## Data for this task

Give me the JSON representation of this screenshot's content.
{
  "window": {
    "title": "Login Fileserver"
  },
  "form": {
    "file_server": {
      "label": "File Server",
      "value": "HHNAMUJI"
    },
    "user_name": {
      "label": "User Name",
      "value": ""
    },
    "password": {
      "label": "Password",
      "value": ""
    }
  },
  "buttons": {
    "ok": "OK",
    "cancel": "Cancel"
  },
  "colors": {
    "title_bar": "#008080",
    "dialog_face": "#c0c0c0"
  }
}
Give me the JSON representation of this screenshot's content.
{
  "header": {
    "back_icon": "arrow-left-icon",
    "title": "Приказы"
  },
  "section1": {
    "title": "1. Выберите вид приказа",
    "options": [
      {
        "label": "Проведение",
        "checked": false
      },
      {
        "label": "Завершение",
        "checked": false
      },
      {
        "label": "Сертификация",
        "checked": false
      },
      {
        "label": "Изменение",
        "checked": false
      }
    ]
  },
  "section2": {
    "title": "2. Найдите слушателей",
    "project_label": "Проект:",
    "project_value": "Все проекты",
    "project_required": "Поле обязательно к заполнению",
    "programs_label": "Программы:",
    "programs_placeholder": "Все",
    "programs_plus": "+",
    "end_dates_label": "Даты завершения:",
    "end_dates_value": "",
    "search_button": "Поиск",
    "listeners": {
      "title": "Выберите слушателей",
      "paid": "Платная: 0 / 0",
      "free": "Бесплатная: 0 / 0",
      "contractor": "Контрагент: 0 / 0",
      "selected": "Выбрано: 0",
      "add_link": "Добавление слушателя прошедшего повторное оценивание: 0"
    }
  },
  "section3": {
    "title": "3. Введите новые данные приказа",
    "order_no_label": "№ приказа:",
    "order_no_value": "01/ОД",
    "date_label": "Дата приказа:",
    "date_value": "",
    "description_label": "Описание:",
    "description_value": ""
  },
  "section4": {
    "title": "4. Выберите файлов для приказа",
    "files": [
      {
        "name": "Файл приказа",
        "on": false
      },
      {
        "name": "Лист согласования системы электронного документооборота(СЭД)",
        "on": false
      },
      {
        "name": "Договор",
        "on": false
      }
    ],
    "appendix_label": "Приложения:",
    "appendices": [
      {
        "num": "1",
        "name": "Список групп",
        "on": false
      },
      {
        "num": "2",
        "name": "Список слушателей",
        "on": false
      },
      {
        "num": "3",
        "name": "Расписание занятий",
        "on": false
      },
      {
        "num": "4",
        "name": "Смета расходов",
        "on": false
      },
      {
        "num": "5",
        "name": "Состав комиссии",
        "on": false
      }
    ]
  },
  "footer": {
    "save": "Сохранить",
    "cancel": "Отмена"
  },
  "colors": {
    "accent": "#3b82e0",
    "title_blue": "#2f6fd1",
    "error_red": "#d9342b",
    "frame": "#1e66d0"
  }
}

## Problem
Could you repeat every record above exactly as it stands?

## Solution
Give me the JSON representation of this screenshot's content.
{
  "window": {
    "title": "Login Fileserver"
  },
  "form": {
    "file_server": {
      "label": "File Server",
      "value": "HHNAMUJI"
    },
    "user_name": {
      "label": "User Name",
      "value": ""
    },
    "password": {
      "label": "Password",
      "value": ""
    }
  },
  "buttons": {
    "ok": "OK",
    "cancel": "Cancel"
  },
  "colors": {
    "title_bar": "#008080",
    "dialog_face": "#c0c0c0"
  }
}
Give me the JSON representation of this screenshot's content.
{
  "header": {
    "back_icon": "arrow-left-icon",
    "title": "Приказы"
  },
  "section1": {
    "title": "1. Выберите вид приказа",
    "options": [
      {
        "label": "Проведение",
        "checked": false
      },
      {
        "label": "Завершение",
        "checked": false
      },
      {
        "label": "Сертификация",
        "checked": false
      },
      {
        "label": "Изменение",
        "checked": false
      }
    ]
  },
  "section2": {
    "title": "2. Найдите слушателей",
    "project_label": "Проект:",
    "project_value": "Все проекты",
    "project_required": "Поле обязательно к заполнению",
    "programs_label": "Программы:",
    "programs_placeholder": "Все",
    "programs_plus": "+",
    "end_dates_label": "Даты завершения:",
    "end_dates_value": "",
    "search_button": "Поиск",
    "listeners": {
      "title": "Выберите слушателей",
      "paid": "Платная: 0 / 0",
      "free": "Бесплатная: 0 / 0",
      "contractor": "Контрагент: 0 / 0",
      "selected": "Выбрано: 0",
      "add_link": "Добавление слушателя прошедшего повторное оценивание: 0"
    }
  },
  "section3": {
    "title": "3. Введите новые данные приказа",
    "order_no_label": "№ приказа:",
    "order_no_value": "01/ОД",
    "date_label": "Дата приказа:",
    "date_value": "",
    "description_label": "Описание:",
    "description_value": ""
  },
  "section4": {
    "title": "4. Выберите файлов для приказа",
    "files": [
      {
        "name": "Файл приказа",
        "on": false
      },
      {
        "name": "Лист согласования системы электронного документооборота(СЭД)",
        "on": false
      },
      {
        "name": "Договор",
        "on": false
      }
    ],
    "appendix_label": "Приложения:",
    "appendices": [
      {
        "num": "1",
        "name": "Список групп",
        "on": false
      },
      {
        "num": "2",
        "name": "Список слушателей",
        "on": false
      },
      {
        "num": "3",
        "name": "Расписание занятий",
        "on": false
      },
      {
        "num": "4",
        "name": "Смета расходов",
        "on": false
      },
      {
        "num": "5",
        "name": "Состав комиссии",
        "on": false
      }
    ]
  },
  "footer": {
    "save": "Сохранить",
    "cancel": "Отмена"
  },
  "colors": {
    "accent": "#3b82e0",
    "title_blue": "#2f6fd1",
    "error_red": "#d9342b",
    "frame": "#1e66d0"
  }
}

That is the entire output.